But here’s where you have to let you gamer instincts go – don’t play to “win” it. Play the game to laugh. That’s what it’s there for. Panic! is just filled with crazyt non-sequiturs The game’s sense of humor is very much stylized after Terry Gilliam’s cut-out animations from Monty Python, complete with a cameo by the giant foot. Some of the animations suggest the game was meant for a “mature” audience – in one scene, Slap drinks some potion and breasts stop popping out all over his body. There’s just as much toilet humor, however – at the scene of a bomb test site, a gigantic ass pops up in the distance and farts. In another scene, you can change the falling snow into lumps of poo. Sophisticated, this is not. Still, there are a huge number of incredibly bizarre creations – one of the coolest rooms takes animal bodies and matches them together with household objects to create some truly messed up concoctions.
Additionally, there are several “booby-trapped” buttons to be found along the way – stumble upon on, and you’ll detonate a bomb somewhere on the globe. Sometimes you’ll destroy a national monument like the Sphinx. Sometimes you’ll destroy some random igloo out in the Antarctic. It’s a little silly to see digitized pictures crumble into smoke, and almost a little unnerving after 9/11. But for the record – you can blow up Mr. Rushmore, the Statue of Liberty, and the entirety of midtown Manhattan – but no World Trade Center.
When you first play Panic!, you begin to wonder why there aren’t many comedy video games. It’s not like we haven’t seen humorous games in the past – witness classic Lucasarts adventures like Sam & Max Hit the Road, or silly platformers like Earthworm Jim. The problem is, games are meant to be played over and over.
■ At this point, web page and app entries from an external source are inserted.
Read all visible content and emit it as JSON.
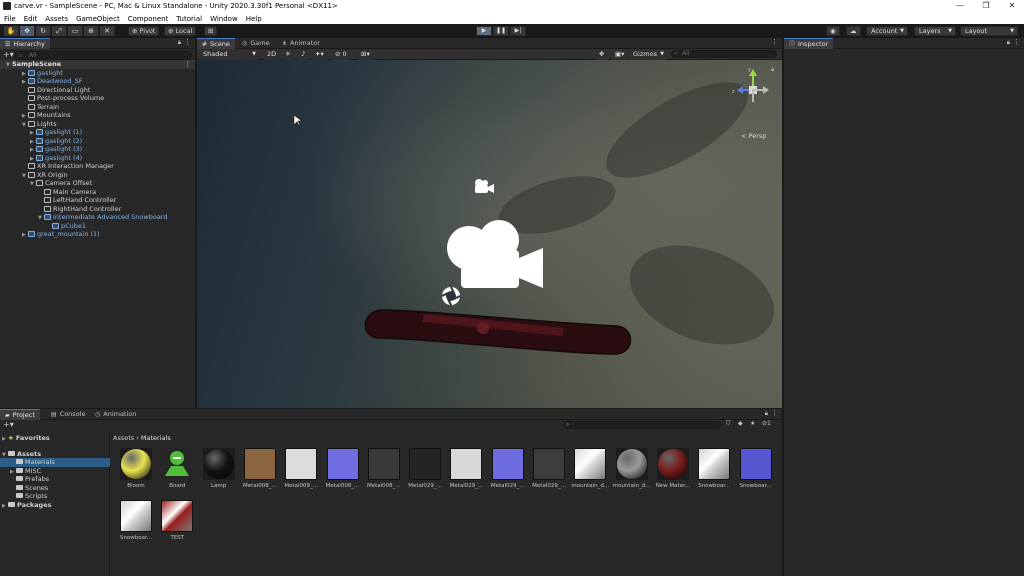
{
  "window": {
    "title": "carve.vr - SampleScene - PC, Mac & Linux Standalone - Unity 2020.3.30f1 Personal <DX11>",
    "minimize": "—",
    "maximize": "❐",
    "close": "✕"
  },
  "menu": [
    "File",
    "Edit",
    "Assets",
    "GameObject",
    "Component",
    "Tutorial",
    "Window",
    "Help"
  ],
  "toolbar": {
    "pivot": "Pivot",
    "local": "Local",
    "account": "Account",
    "layers": "Layers",
    "layout": "Layout",
    "play_icon": "play-icon",
    "pause_icon": "pause-icon",
    "step_icon": "step-icon"
  },
  "hierarchy": {
    "tab": "Hierarchy",
    "search_placeholder": "All",
    "items": [
      {
        "label": "SampleScene",
        "depth": 0,
        "kind": "scene",
        "expanded": true
      },
      {
        "label": "gaslight",
        "depth": 1,
        "kind": "prefab",
        "expanded": false
      },
      {
        "label": "Deadwood_SF",
        "depth": 1,
        "kind": "prefab",
        "expanded": false
      },
      {
        "label": "Directional Light",
        "depth": 1,
        "kind": "object"
      },
      {
        "label": "Post-process Volume",
        "depth": 1,
        "kind": "object"
      },
      {
        "label": "Terrain",
        "depth": 1,
        "kind": "object"
      },
      {
        "label": "Mountains",
        "depth": 1,
        "kind": "object",
        "expanded": false
      },
      {
        "label": "Lights",
        "depth": 1,
        "kind": "object",
        "expanded": true
      },
      {
        "label": "gaslight (1)",
        "depth": 2,
        "kind": "prefab",
        "expanded": false
      },
      {
        "label": "gaslight (2)",
        "depth": 2,
        "kind": "prefab",
        "expanded": false
      },
      {
        "label": "gaslight (3)",
        "depth": 2,
        "kind": "prefab",
        "expanded": false
      },
      {
        "label": "gaslight (4)",
        "depth": 2,
        "kind": "prefab",
        "expanded": false
      },
      {
        "label": "XR Interaction Manager",
        "depth": 1,
        "kind": "object"
      },
      {
        "label": "XR Origin",
        "depth": 1,
        "kind": "object",
        "expanded": true
      },
      {
        "label": "Camera Offset",
        "depth": 2,
        "kind": "object",
        "expanded": true
      },
      {
        "label": "Main Camera",
        "depth": 3,
        "kind": "object"
      },
      {
        "label": "LeftHand Controller",
        "depth": 3,
        "kind": "object"
      },
      {
        "label": "RightHand Controller",
        "depth": 3,
        "kind": "object"
      },
      {
        "label": "Intermediate Advanced Snowboard",
        "depth": 3,
        "kind": "prefab",
        "expanded": true
      },
      {
        "label": "pCube1",
        "depth": 4,
        "kind": "prefab"
      },
      {
        "label": "great_mountain (1)",
        "depth": 1,
        "kind": "prefab",
        "expanded": false
      }
    ]
  },
  "scene_view": {
    "tabs": [
      {
        "label": "Scene",
        "icon": "grid-icon",
        "active": true
      },
      {
        "label": "Game",
        "icon": "gamepad-icon",
        "active": false
      },
      {
        "label": "Animator",
        "icon": "animator-icon",
        "active": false
      }
    ],
    "shading": "Shaded",
    "mode_2d": "2D",
    "gizmos": "Gizmos",
    "search_placeholder": "All",
    "layer_count": "0",
    "persp": "< Persp",
    "axes": {
      "y": "y",
      "z": "z"
    }
  },
  "inspector": {
    "tab": "Inspector"
  },
  "project": {
    "tabs": [
      {
        "label": "Project",
        "active": true
      },
      {
        "label": "Console",
        "active": false
      },
      {
        "label": "Animation",
        "active": false
      }
    ],
    "badge": "1",
    "tree": [
      {
        "label": "Favorites",
        "depth": 0,
        "icon": "star-icon",
        "expanded": false
      },
      {
        "label": "Assets",
        "depth": 0,
        "icon": "folder-icon",
        "expanded": true
      },
      {
        "label": "Materials",
        "depth": 1,
        "icon": "folder-icon",
        "selected": true
      },
      {
        "label": "MISC",
        "depth": 1,
        "icon": "folder-icon",
        "expanded": false
      },
      {
        "label": "Prefabs",
        "depth": 1,
        "icon": "folder-icon"
      },
      {
        "label": "Scenes",
        "depth": 1,
        "icon": "folder-icon"
      },
      {
        "label": "Scripts",
        "depth": 1,
        "icon": "folder-icon"
      },
      {
        "label": "Packages",
        "depth": 0,
        "icon": "folder-icon",
        "expanded": false
      }
    ],
    "breadcrumb": [
      "Assets",
      "Materials"
    ],
    "assets": [
      {
        "label": "Bloom",
        "swatch": "#e9e352",
        "style": "sphere"
      },
      {
        "label": "Board",
        "swatch": "#4fbf3a",
        "style": "icon"
      },
      {
        "label": "Lamp",
        "swatch": "#141414",
        "style": "sphere"
      },
      {
        "label": "Metal008_...",
        "swatch": "#8a6540",
        "style": "flat"
      },
      {
        "label": "Metal009_...",
        "swatch": "#dcdcdc",
        "style": "flat"
      },
      {
        "label": "Metal008_...",
        "swatch": "#6f6de0",
        "style": "flat"
      },
      {
        "label": "Metal008_...",
        "swatch": "#3a3a3a",
        "style": "flat"
      },
      {
        "label": "Metal029_...",
        "swatch": "#232523",
        "style": "flat"
      },
      {
        "label": "Metal029_...",
        "swatch": "#d8d8d8",
        "style": "flat"
      },
      {
        "label": "Metal029_...",
        "swatch": "#6d6de0",
        "style": "flat"
      },
      {
        "label": "Metal029_...",
        "swatch": "#3c3c3c",
        "style": "flat"
      },
      {
        "label": "mountain_d...",
        "swatch": "#d8d8d8",
        "style": "tex"
      },
      {
        "label": "mountain_d...",
        "swatch": "#9a9a9a",
        "style": "sphere"
      },
      {
        "label": "New Mater...",
        "swatch": "#7a1c1c",
        "style": "sphere"
      },
      {
        "label": "Snowboar...",
        "swatch": "#cfcfcf",
        "style": "tex"
      },
      {
        "label": "Snowboar...",
        "swatch": "#5656d0",
        "style": "flat"
      },
      {
        "label": "Snowboar...",
        "swatch": "#d2d2d2",
        "style": "tex"
      },
      {
        "label": "TEST",
        "swatch": "#9a1f1f",
        "style": "tex"
      }
    ]
  },
  "colors": {
    "accent": "#4a78c8",
    "selection": "#2c5d87",
    "prefab_text": "#7fb1e6",
    "panel": "#282828",
    "toolbar": "#191919"
  }
}
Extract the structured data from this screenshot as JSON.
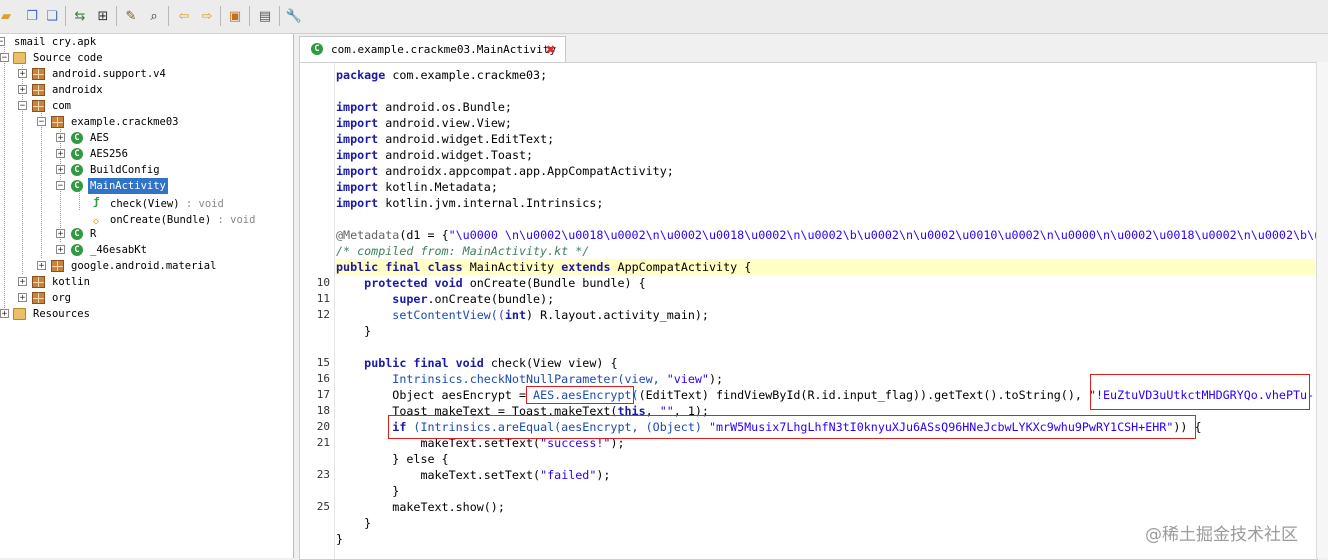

On the other hand, jokes get less funny each time you hear them. Once the appeal of the flying octopi and malicious penguins from Parodius wears off, there’s still a solid game underneath.
Then, after spending maybe ten or fifteen minutes with Panic!, it hits you – the game just isn’t THAT funny. Hit button, crazy thing happens, repeat. At first, its randomness is bewildering. But after awhile, it gets a wee bit tiresome. There’s only so many times a moai head or a stupid grinning genie can pop out before it just begins to get old. The game boasts over 1000 animations, but out of those, how many are actually worth laughing at? A good handful are worth a chuckle, but full out fits of hilarity are rare. This is also why Panic! is only barely replayable, as there’s only so many times you can see the same scenes over and over. There is a level skip that lets you skip to specific scenes, although be prepared to scour over a FAQ to make sense of it. Unfortunately, there’s no way to fast forward through anything, so be prepared to sit through lots of unfunny cinemas to get to the good stuff.
Despite its unique sense of humor, Panic! somehow found its way to American shores via Data East. Apparently, Sega deemed it so popular that it was re-released in 2002 for the PlayStation 2, in Japan only. For the most part, the game is exactly the same. However, the scenes of famous landmarks blowing up have been replaced by fully computer animated videos of the same famous landmarks having diarrhea.
Although it’s far from perfect, Panic! is an amusing experiment from a time when developers were still tinkering with the expanded space of the CD-ROM. At least it’s much better than any of the FMV games released during the era. Still, you can take a look at the screenshot gallery below and be comfortable that you’ve seen a good portion of the best that Panic! has to offer.